Mayor Frey addresses city’s plan for busy weekend in downtown Minneapolis

City leaders outline safety plan for busy weekend downtown

City leaders outline safety plan for busy weekend downtown

The city of Minneapolis is expecting hundreds of thousands of people downtown this weekend and a plan is in place to keep people safe.

On Wednesday morning, Minneapolis Mayor Jacob Frey discussed the city’s plan for hosting thousands of people in downtown Minneapolis this weekend. City leaders are calling this weekend “Operation Swift Summer.”

Between a nearly-sold-out Taylor Swift concert and the Twin Cities Pride Festival, hundreds of thousands of people are expected to flock to downtown Minneapolis on Friday, Saturday and Sunday, according to a press release for the event.

With so many people flocking to downtown, safety is a number one priority.

RELATED: Taylor Swift, Pride Festival expected to draw big crowds in downtown Minneapolis this weekend

During Wednesday’s announcement, Frey was joined by Minneapolis city and downtown leaders, including Cedric Alexander, Minneapolis’ city community safety commissioner, Heather Johnston, Minneapolis’ interim city operations officer, and others.

“We want people to come into the city and enjoy themselves and have a great time,” Alexander said.

Officials are expanding the city’s 311 non-emergency number so people can call after 7 p.m. on Friday. The hours are extended on Saturday 10 a.m.-10 p.m. and Sunday 9 a.m.-6 p.m.

Alexander said over 50 law enforcement partners throughout the region are ready to take swift action if needed.

“911 operators will be at full strength. Fire and EMTs will be key first responders if people have health situations,” he said.

People who work and live downtown are looking forward to a bustling city they once knew.

“I’m very excited. I have a lot of friends flying in from other places to come see Taylor Swift and come to Pride,” Amy Sicard, who works downtown, said.

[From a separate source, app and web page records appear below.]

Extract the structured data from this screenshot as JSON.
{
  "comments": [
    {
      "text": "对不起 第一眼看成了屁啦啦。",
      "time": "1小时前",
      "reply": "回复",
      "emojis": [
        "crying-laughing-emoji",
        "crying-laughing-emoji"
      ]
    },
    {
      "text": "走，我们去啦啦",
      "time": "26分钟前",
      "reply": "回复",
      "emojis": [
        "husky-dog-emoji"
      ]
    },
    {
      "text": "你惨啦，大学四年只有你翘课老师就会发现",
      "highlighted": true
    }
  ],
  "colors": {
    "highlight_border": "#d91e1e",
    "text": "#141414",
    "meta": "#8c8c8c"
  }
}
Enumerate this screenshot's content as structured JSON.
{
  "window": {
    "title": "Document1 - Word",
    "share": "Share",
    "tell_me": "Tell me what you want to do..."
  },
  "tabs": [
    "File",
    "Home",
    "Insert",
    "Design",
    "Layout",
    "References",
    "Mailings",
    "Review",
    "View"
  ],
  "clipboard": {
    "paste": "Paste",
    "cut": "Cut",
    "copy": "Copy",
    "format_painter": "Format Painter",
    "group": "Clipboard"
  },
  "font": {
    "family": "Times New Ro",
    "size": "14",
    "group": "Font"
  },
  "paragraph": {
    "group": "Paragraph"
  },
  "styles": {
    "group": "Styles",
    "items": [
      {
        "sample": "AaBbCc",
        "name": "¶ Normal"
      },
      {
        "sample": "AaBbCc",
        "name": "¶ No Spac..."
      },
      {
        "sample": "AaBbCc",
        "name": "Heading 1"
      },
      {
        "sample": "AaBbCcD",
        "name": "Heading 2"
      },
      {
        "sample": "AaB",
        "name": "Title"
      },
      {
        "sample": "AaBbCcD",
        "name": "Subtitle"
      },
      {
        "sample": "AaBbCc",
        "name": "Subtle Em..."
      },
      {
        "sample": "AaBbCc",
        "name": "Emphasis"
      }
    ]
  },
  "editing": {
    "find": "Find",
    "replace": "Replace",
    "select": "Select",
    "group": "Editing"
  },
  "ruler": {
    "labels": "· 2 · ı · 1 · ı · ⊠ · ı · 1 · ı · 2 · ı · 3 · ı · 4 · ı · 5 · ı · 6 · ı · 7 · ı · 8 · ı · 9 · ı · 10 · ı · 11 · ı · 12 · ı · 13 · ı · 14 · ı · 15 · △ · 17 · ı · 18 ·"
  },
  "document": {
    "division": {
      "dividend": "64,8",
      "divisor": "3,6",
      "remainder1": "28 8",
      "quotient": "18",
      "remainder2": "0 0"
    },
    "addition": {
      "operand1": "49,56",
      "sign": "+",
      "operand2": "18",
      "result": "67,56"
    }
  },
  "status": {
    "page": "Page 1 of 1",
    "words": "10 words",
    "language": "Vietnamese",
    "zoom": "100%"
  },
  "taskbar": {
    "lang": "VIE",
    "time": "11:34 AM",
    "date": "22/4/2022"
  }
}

This wave of events is just one piece of the bigger picture to bring life back to the heart of the city.

“I love Minneapolis. I hope that people can just get a better perception of it,” Sicard said.